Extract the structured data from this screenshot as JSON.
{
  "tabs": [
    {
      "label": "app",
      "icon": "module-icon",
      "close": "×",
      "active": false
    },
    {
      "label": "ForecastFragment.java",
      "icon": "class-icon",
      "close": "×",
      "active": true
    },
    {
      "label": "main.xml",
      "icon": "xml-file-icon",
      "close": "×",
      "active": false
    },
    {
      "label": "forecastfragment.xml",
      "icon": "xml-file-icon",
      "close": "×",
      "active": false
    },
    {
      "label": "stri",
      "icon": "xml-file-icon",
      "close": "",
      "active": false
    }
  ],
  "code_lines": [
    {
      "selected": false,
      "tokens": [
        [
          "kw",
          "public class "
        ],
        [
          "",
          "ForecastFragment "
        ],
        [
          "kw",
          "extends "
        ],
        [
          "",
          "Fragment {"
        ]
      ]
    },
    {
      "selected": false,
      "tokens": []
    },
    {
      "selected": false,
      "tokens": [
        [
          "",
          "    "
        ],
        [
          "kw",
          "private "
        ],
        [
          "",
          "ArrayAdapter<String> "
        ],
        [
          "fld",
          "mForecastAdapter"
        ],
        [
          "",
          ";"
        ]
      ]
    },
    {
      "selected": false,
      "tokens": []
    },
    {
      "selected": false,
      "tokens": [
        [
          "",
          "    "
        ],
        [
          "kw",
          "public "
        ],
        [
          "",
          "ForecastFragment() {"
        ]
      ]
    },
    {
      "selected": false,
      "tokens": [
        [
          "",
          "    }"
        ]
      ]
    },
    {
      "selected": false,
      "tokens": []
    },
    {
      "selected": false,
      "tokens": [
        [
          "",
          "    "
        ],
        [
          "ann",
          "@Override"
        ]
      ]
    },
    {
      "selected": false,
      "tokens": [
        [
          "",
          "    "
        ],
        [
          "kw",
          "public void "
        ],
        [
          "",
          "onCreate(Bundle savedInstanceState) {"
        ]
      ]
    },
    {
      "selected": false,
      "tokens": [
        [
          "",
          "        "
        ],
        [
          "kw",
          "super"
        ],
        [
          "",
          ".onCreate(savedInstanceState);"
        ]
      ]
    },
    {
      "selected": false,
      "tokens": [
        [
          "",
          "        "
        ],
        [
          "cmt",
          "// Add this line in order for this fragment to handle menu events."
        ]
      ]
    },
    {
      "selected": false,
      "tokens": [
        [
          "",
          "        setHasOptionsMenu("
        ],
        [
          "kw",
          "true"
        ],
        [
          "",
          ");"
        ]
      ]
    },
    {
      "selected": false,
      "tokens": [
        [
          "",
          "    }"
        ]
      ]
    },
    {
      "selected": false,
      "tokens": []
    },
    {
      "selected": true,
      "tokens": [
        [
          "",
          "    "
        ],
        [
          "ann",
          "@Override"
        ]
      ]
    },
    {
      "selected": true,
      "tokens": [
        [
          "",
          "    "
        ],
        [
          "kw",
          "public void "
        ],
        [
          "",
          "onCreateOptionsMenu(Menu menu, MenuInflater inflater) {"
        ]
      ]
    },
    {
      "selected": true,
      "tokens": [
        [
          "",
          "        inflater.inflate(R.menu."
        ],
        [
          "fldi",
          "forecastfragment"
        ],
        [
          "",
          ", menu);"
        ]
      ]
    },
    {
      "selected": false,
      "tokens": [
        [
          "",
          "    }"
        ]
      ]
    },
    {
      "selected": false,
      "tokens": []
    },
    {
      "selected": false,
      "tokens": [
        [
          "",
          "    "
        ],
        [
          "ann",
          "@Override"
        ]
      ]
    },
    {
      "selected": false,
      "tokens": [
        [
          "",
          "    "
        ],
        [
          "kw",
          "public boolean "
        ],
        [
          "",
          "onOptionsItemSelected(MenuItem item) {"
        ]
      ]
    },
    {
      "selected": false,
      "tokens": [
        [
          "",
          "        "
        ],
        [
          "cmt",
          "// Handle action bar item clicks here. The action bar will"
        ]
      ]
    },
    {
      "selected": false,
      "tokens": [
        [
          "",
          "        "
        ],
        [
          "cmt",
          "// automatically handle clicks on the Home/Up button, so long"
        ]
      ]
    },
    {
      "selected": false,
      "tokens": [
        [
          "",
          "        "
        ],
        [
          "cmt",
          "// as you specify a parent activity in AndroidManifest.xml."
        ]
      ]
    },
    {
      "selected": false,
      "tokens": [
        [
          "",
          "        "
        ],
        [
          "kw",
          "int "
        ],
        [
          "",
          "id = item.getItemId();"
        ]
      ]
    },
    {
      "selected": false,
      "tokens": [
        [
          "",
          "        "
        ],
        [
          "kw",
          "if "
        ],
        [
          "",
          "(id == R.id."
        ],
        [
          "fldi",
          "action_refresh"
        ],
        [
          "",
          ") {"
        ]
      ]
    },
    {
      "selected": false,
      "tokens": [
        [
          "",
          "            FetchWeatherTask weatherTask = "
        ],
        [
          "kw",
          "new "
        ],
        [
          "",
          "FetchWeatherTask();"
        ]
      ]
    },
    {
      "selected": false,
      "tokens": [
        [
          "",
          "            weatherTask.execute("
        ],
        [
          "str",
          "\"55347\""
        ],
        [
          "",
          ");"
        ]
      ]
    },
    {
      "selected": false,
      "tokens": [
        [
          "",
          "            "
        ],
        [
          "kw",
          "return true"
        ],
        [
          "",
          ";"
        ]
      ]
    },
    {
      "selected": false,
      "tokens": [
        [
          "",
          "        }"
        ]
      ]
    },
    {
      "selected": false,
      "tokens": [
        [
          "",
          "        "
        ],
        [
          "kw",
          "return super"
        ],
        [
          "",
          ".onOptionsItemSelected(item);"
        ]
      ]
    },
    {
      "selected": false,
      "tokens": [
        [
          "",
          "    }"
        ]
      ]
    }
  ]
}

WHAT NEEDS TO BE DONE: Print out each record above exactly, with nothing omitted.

WRITTEN ANSWER:
Extract the structured data from this screenshot as JSON.
{
  "tabs": [
    {
      "label": "app",
      "icon": "module-icon",
      "close": "×",
      "active": false
    },
    {
      "label": "ForecastFragment.java",
      "icon": "class-icon",
      "close": "×",
      "active": true
    },
    {
      "label": "main.xml",
      "icon": "xml-file-icon",
      "close": "×",
      "active": false
    },
    {
      "label": "forecastfragment.xml",
      "icon": "xml-file-icon",
      "close": "×",
      "active": false
    },
    {
      "label": "stri",
      "icon": "xml-file-icon",
      "close": "",
      "active": false
    }
  ],
  "code_lines": [
    {
      "selected": false,
      "tokens": [
        [
          "kw",
          "public class "
        ],
        [
          "",
          "ForecastFragment "
        ],
        [
          "kw",
          "extends "
        ],
        [
          "",
          "Fragment {"
        ]
      ]
    },
    {
      "selected": false,
      "tokens": []
    },
    {
      "selected": false,
      "tokens": [
        [
          "",
          "    "
        ],
        [
          "kw",
          "private "
        ],
        [
          "",
          "ArrayAdapter<String> "
        ],
        [
          "fld",
          "mForecastAdapter"
        ],
        [
          "",
          ";"
        ]
      ]
    },
    {
      "selected": false,
      "tokens": []
    },
    {
      "selected": false,
      "tokens": [
        [
          "",
          "    "
        ],
        [
          "kw",
          "public "
        ],
        [
          "",
          "ForecastFragment() {"
        ]
      ]
    },
    {
      "selected": false,
      "tokens": [
        [
          "",
          "    }"
        ]
      ]
    },
    {
      "selected": false,
      "tokens": []
    },
    {
      "selected": false,
      "tokens": [
        [
          "",
          "    "
        ],
        [
          "ann",
          "@Override"
        ]
      ]
    },
    {
      "selected": false,
      "tokens": [
        [
          "",
          "    "
        ],
        [
          "kw",
          "public void "
        ],
        [
          "",
          "onCreate(Bundle savedInstanceState) {"
        ]
      ]
    },
    {
      "selected": false,
      "tokens": [
        [
          "",
          "        "
        ],
        [
          "kw",
          "super"
        ],
        [
          "",
          ".onCreate(savedInstanceState);"
        ]
      ]
    },
    {
      "selected": false,
      "tokens": [
        [
          "",
          "        "
        ],
        [
          "cmt",
          "// Add this line in order for this fragment to handle menu events."
        ]
      ]
    },
    {
      "selected": false,
      "tokens": [
        [
          "",
          "        setHasOptionsMenu("
        ],
        [
          "kw",
          "true"
        ],
        [
          "",
          ");"
        ]
      ]
    },
    {
      "selected": false,
      "tokens": [
        [
          "",
          "    }"
        ]
      ]
    },
    {
      "selected": false,
      "tokens": []
    },
    {
      "selected": true,
      "tokens": [
        [
          "",
          "    "
        ],
        [
          "ann",
          "@Override"
        ]
      ]
    },
    {
      "selected": true,
      "tokens": [
        [
          "",
          "    "
        ],
        [
          "kw",
          "public void "
        ],
        [
          "",
          "onCreateOptionsMenu(Menu menu, MenuInflater inflater) {"
        ]
      ]
    },
    {
      "selected": true,
      "tokens": [
        [
          "",
          "        inflater.inflate(R.menu."
        ],
        [
          "fldi",
          "forecastfragment"
        ],
        [
          "",
          ", menu);"
        ]
      ]
    },
    {
      "selected": false,
      "tokens": [
        [
          "",
          "    }"
        ]
      ]
    },
    {
      "selected": false,
      "tokens": []
    },
    {
      "selected": false,
      "tokens": [
        [
          "",
          "    "
        ],
        [
          "ann",
          "@Override"
        ]
      ]
    },
    {
      "selected": false,
      "tokens": [
        [
          "",
          "    "
        ],
        [
          "kw",
          "public boolean "
        ],
        [
          "",
          "onOptionsItemSelected(MenuItem item) {"
        ]
      ]
    },
    {
      "selected": false,
      "tokens": [
        [
          "",
          "        "
        ],
        [
          "cmt",
          "// Handle action bar item clicks here. The action bar will"
        ]
      ]
    },
    {
      "selected": false,
      "tokens": [
        [
          "",
          "        "
        ],
        [
          "cmt",
          "// automatically handle clicks on the Home/Up button, so long"
        ]
      ]
    },
    {
      "selected": false,
      "tokens": [
        [
          "",
          "        "
        ],
        [
          "cmt",
          "// as you specify a parent activity in AndroidManifest.xml."
        ]
      ]
    },
    {
      "selected": false,
      "tokens": [
        [
          "",
          "        "
        ],
        [
          "kw",
          "int "
        ],
        [
          "",
          "id = item.getItemId();"
        ]
      ]
    },
    {
      "selected": false,
      "tokens": [
        [
          "",
          "        "
        ],
        [
          "kw",
          "if "
        ],
        [
          "",
          "(id == R.id."
        ],
        [
          "fldi",
          "action_refresh"
        ],
        [
          "",
          ") {"
        ]
      ]
    },
    {
      "selected": false,
      "tokens": [
        [
          "",
          "            FetchWeatherTask weatherTask = "
        ],
        [
          "kw",
          "new "
        ],
        [
          "",
          "FetchWeatherTask();"
        ]
      ]
    },
    {
      "selected": false,
      "tokens": [
        [
          "",
          "            weatherTask.execute("
        ],
        [
          "str",
          "\"55347\""
        ],
        [
          "",
          ");"
        ]
      ]
    },
    {
      "selected": false,
      "tokens": [
        [
          "",
          "            "
        ],
        [
          "kw",
          "return true"
        ],
        [
          "",
          ";"
        ]
      ]
    },
    {
      "selected": false,
      "tokens": [
        [
          "",
          "        }"
        ]
      ]
    },
    {
      "selected": false,
      "tokens": [
        [
          "",
          "        "
        ],
        [
          "kw",
          "return super"
        ],
        [
          "",
          ".onOptionsItemSelected(item);"
        ]
      ]
    },
    {
      "selected": false,
      "tokens": [
        [
          "",
          "    }"
        ]
      ]
    }
  ]
}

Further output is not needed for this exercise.